* WHAT IS NEEDED:
You are asked to reproduce the listing exactly and to omit its pictures.

========

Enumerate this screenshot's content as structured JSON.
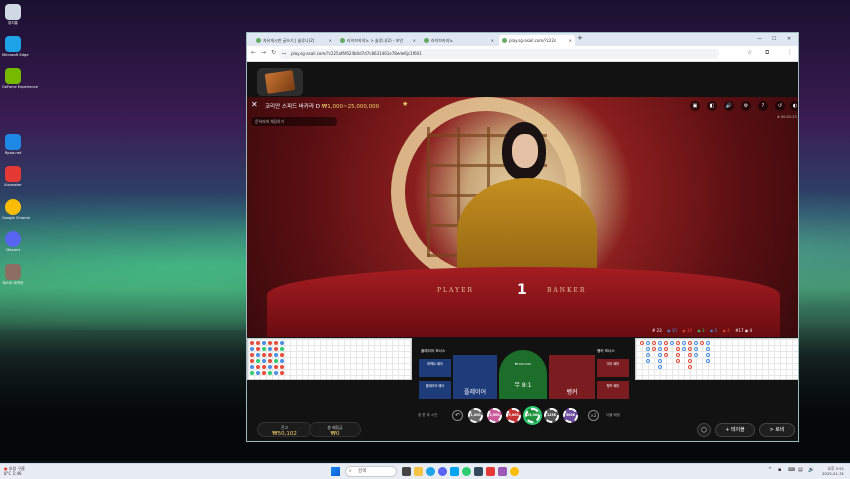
{
  "desktop": {
    "icons": [
      {
        "label": "휴지통",
        "color": "#cfd8e3"
      },
      {
        "label": "Microsoft Edge",
        "color": "#1fa3e8"
      },
      {
        "label": "GeForce Experience",
        "color": "#76b900"
      },
      {
        "label": "Ryzia.net",
        "color": "#1e88e5"
      },
      {
        "label": "Kusmater",
        "color": "#e53935"
      },
      {
        "label": "Google Chrome",
        "color": "#fbbc05"
      },
      {
        "label": "Discord",
        "color": "#5865f2"
      },
      {
        "label": "테스트 바카라",
        "color": "#8d6e63"
      }
    ]
  },
  "browser": {
    "tabs": [
      {
        "label": "자유게시판 글쓰기 | 솔루나(2)"
      },
      {
        "label": "라이브카지노 > 솔루나(2) - 보안"
      },
      {
        "label": "라이브카지노"
      },
      {
        "label": "play.sg-asail.com/?c22s"
      }
    ],
    "new_tab": "+",
    "window_controls": {
      "min": "—",
      "max": "☐",
      "close": "✕"
    },
    "url": "play.sg-asail.com/?c225af6f624b0d7d7c8631461e78ede6jc1f601",
    "nav": {
      "back": "←",
      "forward": "→",
      "reload": "↻",
      "secure": "⊶"
    }
  },
  "game": {
    "table_title": "코리안 스피드 바카라 D",
    "limits": "₩1,000~25,000,000",
    "chat_placeholder": "운하러에 채팅하기",
    "timecode": "# 00:01:23",
    "table_labels": {
      "player": "PLAYER",
      "banker": "BANKER"
    },
    "round_number": "1",
    "controls": [
      "▣",
      "◧",
      "🔊",
      "⚙",
      "?",
      "↺",
      "◐"
    ],
    "stats": [
      "# 23",
      "◉ 10",
      "◉ 10",
      "◉ 3",
      "◉ 5",
      "◉ 4",
      "#17 ◉ 4"
    ],
    "bet_zones": {
      "player_bonus": "플레이어 보너스",
      "banker_bonus": "뱅커 보너스",
      "player_pair": "퍼펙트 페어",
      "banker_pair": "퍼펙트 페어",
      "either_pair": "이티 페어",
      "player_pair_2": "플레이어 페어",
      "banker_pair_2": "뱅커 페어",
      "player": "플레이어",
      "tie": "무 8:1",
      "banker": "뱅커",
      "tie_mini": "₩ 000 000"
    },
    "chips": {
      "label": "칩 한 후 시간",
      "values": [
        "1,000",
        "2,500",
        "5,000",
        "25,000",
        "125K",
        "500K"
      ],
      "colors": [
        "#6b6b6b",
        "#c85a9a",
        "#c53030",
        "#1e8f3c",
        "#555",
        "#6a4a9a"
      ],
      "selected_index": 3,
      "undo": "↶",
      "double": "×2",
      "more": "더블 베팅"
    },
    "balance": {
      "label": "잔고",
      "amount": "₩50,102"
    },
    "total_bet": {
      "label": "총 베팅금",
      "amount": "₩0"
    },
    "buttons": {
      "chat": "◯",
      "tables": "+ 테이블",
      "lobby": "> 로비"
    }
  },
  "taskbar": {
    "weather": "흐림 구름",
    "weather_sub": "8°C 1:46",
    "search_placeholder": "검색",
    "clock_time": "오후 3:51",
    "clock_date": "2025-01-31"
  }
}
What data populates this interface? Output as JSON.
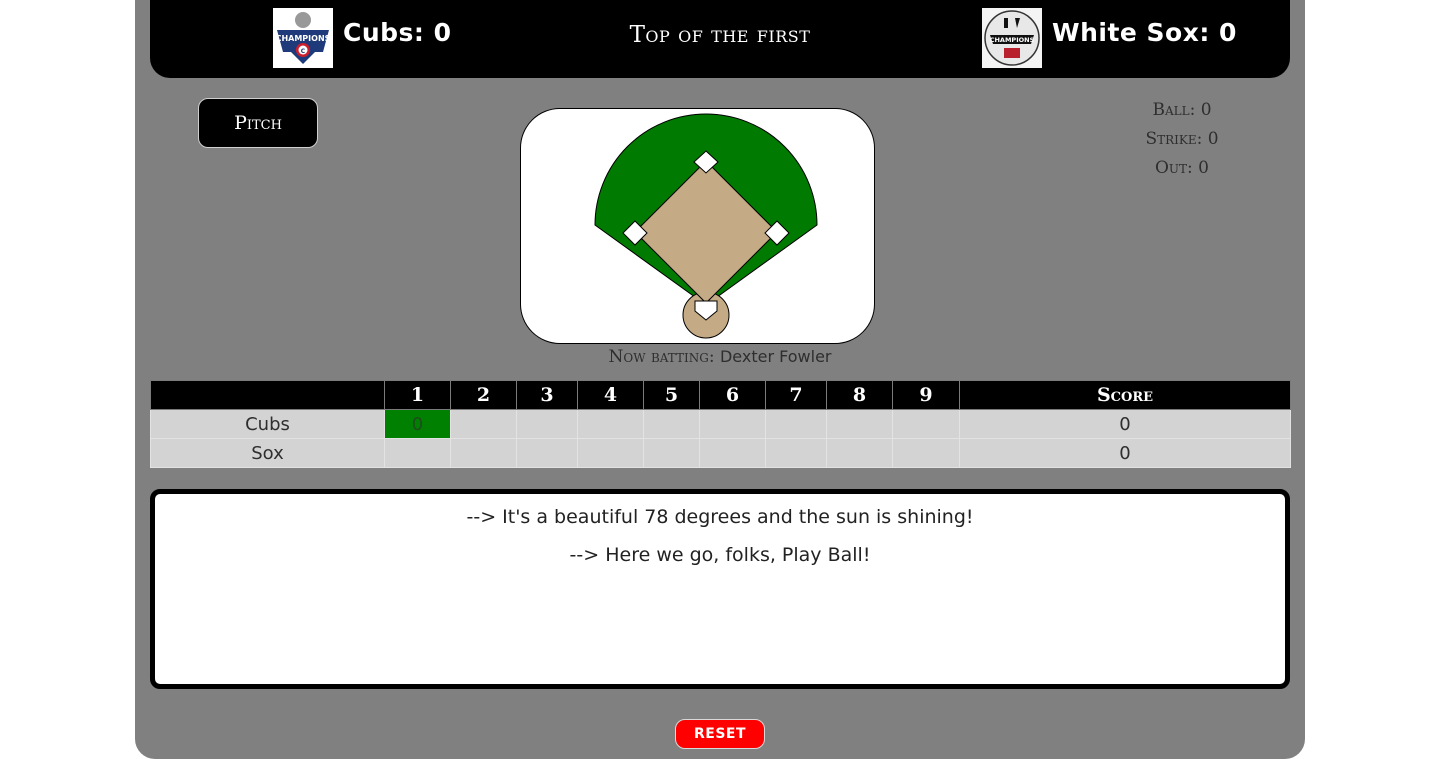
{
  "header": {
    "home_team_score_text": "Cubs: 0",
    "inning_title": "Top of the first",
    "away_team_score_text": "White Sox: 0",
    "cubs_logo_text": "CHAMPIONS",
    "cubs_logo_badge": "C",
    "sox_logo_text": "CHAMPIONS"
  },
  "controls": {
    "pitch_label": "Pitch",
    "reset_label": "RESET"
  },
  "count": {
    "ball": "Ball: 0",
    "strike": "Strike: 0",
    "out": "Out: 0"
  },
  "now_batting": {
    "label": "Now batting:",
    "batter": "Dexter Fowler"
  },
  "linescore": {
    "headers": [
      "",
      "1",
      "2",
      "3",
      "4",
      "5",
      "6",
      "7",
      "8",
      "9",
      "Score"
    ],
    "rows": [
      {
        "team": "Cubs",
        "innings": [
          "0",
          "",
          "",
          "",
          "",
          "",
          "",
          "",
          ""
        ],
        "score": "0"
      },
      {
        "team": "Sox",
        "innings": [
          "",
          "",
          "",
          "",
          "",
          "",
          "",
          "",
          ""
        ],
        "score": "0"
      }
    ]
  },
  "commentary": [
    "--> It's a beautiful 78 degrees and the sun is shining!",
    "--> Here we go, folks, Play Ball!"
  ],
  "colors": {
    "outfield": "#007a00",
    "infield_dirt": "#c4aa85",
    "current_inning": "#008000",
    "reset": "#ff0000",
    "frame": "#808080"
  }
}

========

* EXPECTED ANSWER:
Enumerate this screenshot's content as structured JSON.
{
  "desktop": {
    "icons": [
      {
        "label": "휴지통",
        "color": "#cfd8e3"
      },
      {
        "label": "Microsoft Edge",
        "color": "#1fa3e8"
      },
      {
        "label": "GeForce Experience",
        "color": "#76b900"
      },
      {
        "label": "Ryzia.net",
        "color": "#1e88e5"
      },
      {
        "label": "Kusmater",
        "color": "#e53935"
      },
      {
        "label": "Google Chrome",
        "color": "#fbbc05"
      },
      {
        "label": "Discord",
        "color": "#5865f2"
      },
      {
        "label": "테스트 바카라",
        "color": "#8d6e63"
      }
    ]
  },
  "browser": {
    "tabs": [
      {
        "label": "자유게시판 글쓰기 | 솔루나(2)"
      },
      {
        "label": "라이브카지노 > 솔루나(2) - 보안"
      },
      {
        "label": "라이브카지노"
      },
      {
        "label": "play.sg-asail.com/?c22s"
      }
    ],
    "new_tab": "+",
    "window_controls": {
      "min": "—",
      "max": "☐",
      "close": "✕"
    },
    "url": "play.sg-asail.com/?c225af6f624b0d7d7c8631461e78ede6jc1f601",
    "nav": {
      "back": "←",
      "forward": "→",
      "reload": "↻",
      "secure": "⊶"
    }
  },
  "game": {
    "table_title": "코리안 스피드 바카라 D",
    "limits": "₩1,000~25,000,000",
    "chat_placeholder": "운하러에 채팅하기",
    "timecode": "# 00:01:23",
    "table_labels": {
      "player": "PLAYER",
      "banker": "BANKER"
    },
    "round_number": "1",
    "controls": [
      "▣",
      "◧",
      "🔊",
      "⚙",
      "?",
      "↺",
      "◐"
    ],
    "stats": [
      "# 23",
      "◉ 10",
      "◉ 10",
      "◉ 3",
      "◉ 5",
      "◉ 4",
      "#17 ◉ 4"
    ],
    "bet_zones": {
      "player_bonus": "플레이어 보너스",
      "banker_bonus": "뱅커 보너스",
      "player_pair": "퍼펙트 페어",
      "banker_pair": "퍼펙트 페어",
      "either_pair": "이티 페어",
      "player_pair_2": "플레이어 페어",
      "banker_pair_2": "뱅커 페어",
      "player": "플레이어",
      "tie": "무 8:1",
      "banker": "뱅커",
      "tie_mini": "₩ 000 000"
    },
    "chips": {
      "label": "칩 한 후 시간",
      "values": [
        "1,000",
        "2,500",
        "5,000",
        "25,000",
        "125K",
        "500K"
      ],
      "colors": [
        "#6b6b6b",
        "#c85a9a",
        "#c53030",
        "#1e8f3c",
        "#555",
        "#6a4a9a"
      ],
      "selected_index": 3,
      "undo": "↶",
      "double": "×2",
      "more": "더블 베팅"
    },
    "balance": {
      "label": "잔고",
      "amount": "₩50,102"
    },
    "total_bet": {
      "label": "총 베팅금",
      "amount": "₩0"
    },
    "buttons": {
      "chat": "◯",
      "tables": "+ 테이블",
      "lobby": "> 로비"
    }
  },
  "taskbar": {
    "weather": "흐림 구름",
    "weather_sub": "8°C 1:46",
    "search_placeholder": "검색",
    "clock_time": "오후 3:51",
    "clock_date": "2025-01-31"
  }
}
What data populates this interface? Output as JSON.
{
  "header": {
    "home_team_score_text": "Cubs: 0",
    "inning_title": "Top of the first",
    "away_team_score_text": "White Sox: 0",
    "cubs_logo_text": "CHAMPIONS",
    "cubs_logo_badge": "C",
    "sox_logo_text": "CHAMPIONS"
  },
  "controls": {
    "pitch_label": "Pitch",
    "reset_label": "RESET"
  },
  "count": {
    "ball": "Ball: 0",
    "strike": "Strike: 0",
    "out": "Out: 0"
  },
  "now_batting": {
    "label": "Now batting:",
    "batter": "Dexter Fowler"
  },
  "linescore": {
    "headers": [
      "",
      "1",
      "2",
      "3",
      "4",
      "5",
      "6",
      "7",
      "8",
      "9",
      "Score"
    ],
    "rows": [
      {
        "team": "Cubs",
        "innings": [
          "0",
          "",
          "",
          "",
          "",
          "",
          "",
          "",
          ""
        ],
        "score": "0"
      },
      {
        "team": "Sox",
        "innings": [
          "",
          "",
          "",
          "",
          "",
          "",
          "",
          "",
          ""
        ],
        "score": "0"
      }
    ]
  },
  "commentary": [
    "--> It's a beautiful 78 degrees and the sun is shining!",
    "--> Here we go, folks, Play Ball!"
  ],
  "colors": {
    "outfield": "#007a00",
    "infield_dirt": "#c4aa85",
    "current_inning": "#008000",
    "reset": "#ff0000",
    "frame": "#808080"
  }
}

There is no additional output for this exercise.